- Divided court strikes down big porn award
- Jimmy Carter: Don’t hurt Russian people with sanctions
- Oldest ex-MLB player dies in Cuba, 2 days shy of 103rd birthday
- ‘Top Gun’ for drones: Squadrons of carrier-based killers have Navy’s approval
- Bill Clinton to endorse Charlie Rangel for re-election
- Pfc. Bradley Manning is now Pfc. Chelsea Manning: Court says so
- Secret base U.S. special forces used to train Libyans now under terrorist control: report
- 9th suspect in N.C. kidnapping turns self in to FBI
- L.A. sheriff admits to testing flyover spy program without notifying residents
- Foreign minister vows response if Russians are attacked in Ukraine
Feds who send arms against ranch families betray American values
Topic - Charles Lindbergh
They were more than angry, those days when Adolf Hitler devastated Europe while America fretted about non-intervention.
Undeniably popular with readers over many decades, Anne Morrow Lindbergh always has struck me as a very problematic figure.
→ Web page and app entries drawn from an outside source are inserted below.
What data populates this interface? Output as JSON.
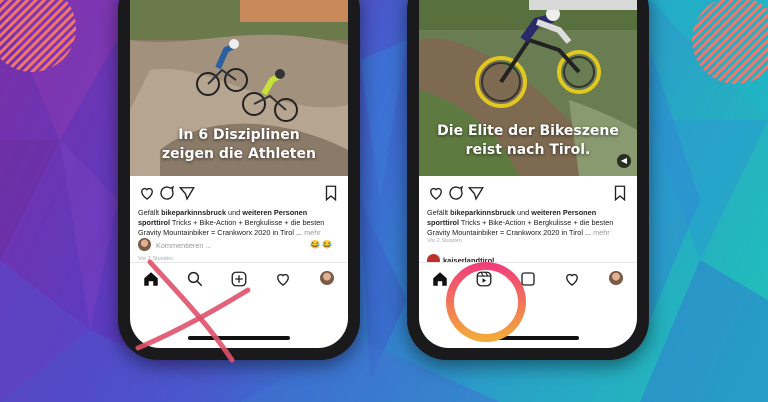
{
  "left_post": {
    "caption_line1": "In 6 Disziplinen",
    "caption_line2": "zeigen die Athleten",
    "liked_prefix": "Gefällt",
    "liked_user": "bikeparkinnsbruck",
    "liked_mid": "und",
    "liked_others": "weiteren Personen",
    "author": "sporttirol",
    "caption_text": " Tricks + Bike-Action + Bergkulisse + die besten Gravity Mountainbiker = Crankworx 2020 in Tirol ...",
    "more_label": "mehr",
    "comment_placeholder": "Kommentieren ...",
    "emojis": [
      "😂",
      "😂"
    ],
    "time_ago": "Vor 2 Stunden"
  },
  "right_post": {
    "caption_line1": "Die Elite der Bikeszene",
    "caption_line2": "reist nach Tirol.",
    "liked_prefix": "Gefällt",
    "liked_user": "bikeparkinnsbruck",
    "liked_mid": "und",
    "liked_others": "weiteren Personen",
    "author": "sporttirol",
    "caption_text": " Tricks + Bike-Action + Bergkulisse + die besten Gravity Mountainbiker = Crankworx 2020 in Tirol ...",
    "more_label": "mehr",
    "next_user": "kaiserlandtirol",
    "time_ago": "Vor 2 Stunden"
  },
  "icons": {
    "actions": [
      "heart-icon",
      "comment-icon",
      "share-icon",
      "bookmark-icon"
    ],
    "left_nav": [
      "home-icon",
      "search-icon",
      "add-icon",
      "activity-heart-icon",
      "profile-avatar"
    ],
    "right_nav": [
      "home-icon",
      "reels-icon",
      "shop-icon",
      "activity-heart-icon",
      "profile-avatar"
    ]
  },
  "colors": {
    "cross": "#e0506a",
    "highlight_ring_start": "#f0407a",
    "highlight_ring_end": "#f3a93a",
    "stripe_accent": "#f3766a"
  }
}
She was a skilled writer with a peculiarly seductive style that she was adept at using to take people into the strange, self-referential world that was hers, the still point of whirling celebrity and notoriety mixed with travel and genuine exploration.
Estonia will open the Baltic states' largest maritime museum in a hangar once used by Charles Lindbergh.
Unlike his wife, the author adds, Lindbergh uttered "no word of remorse or apology for his uncritical attitude toward the horrors of Hitler's regime."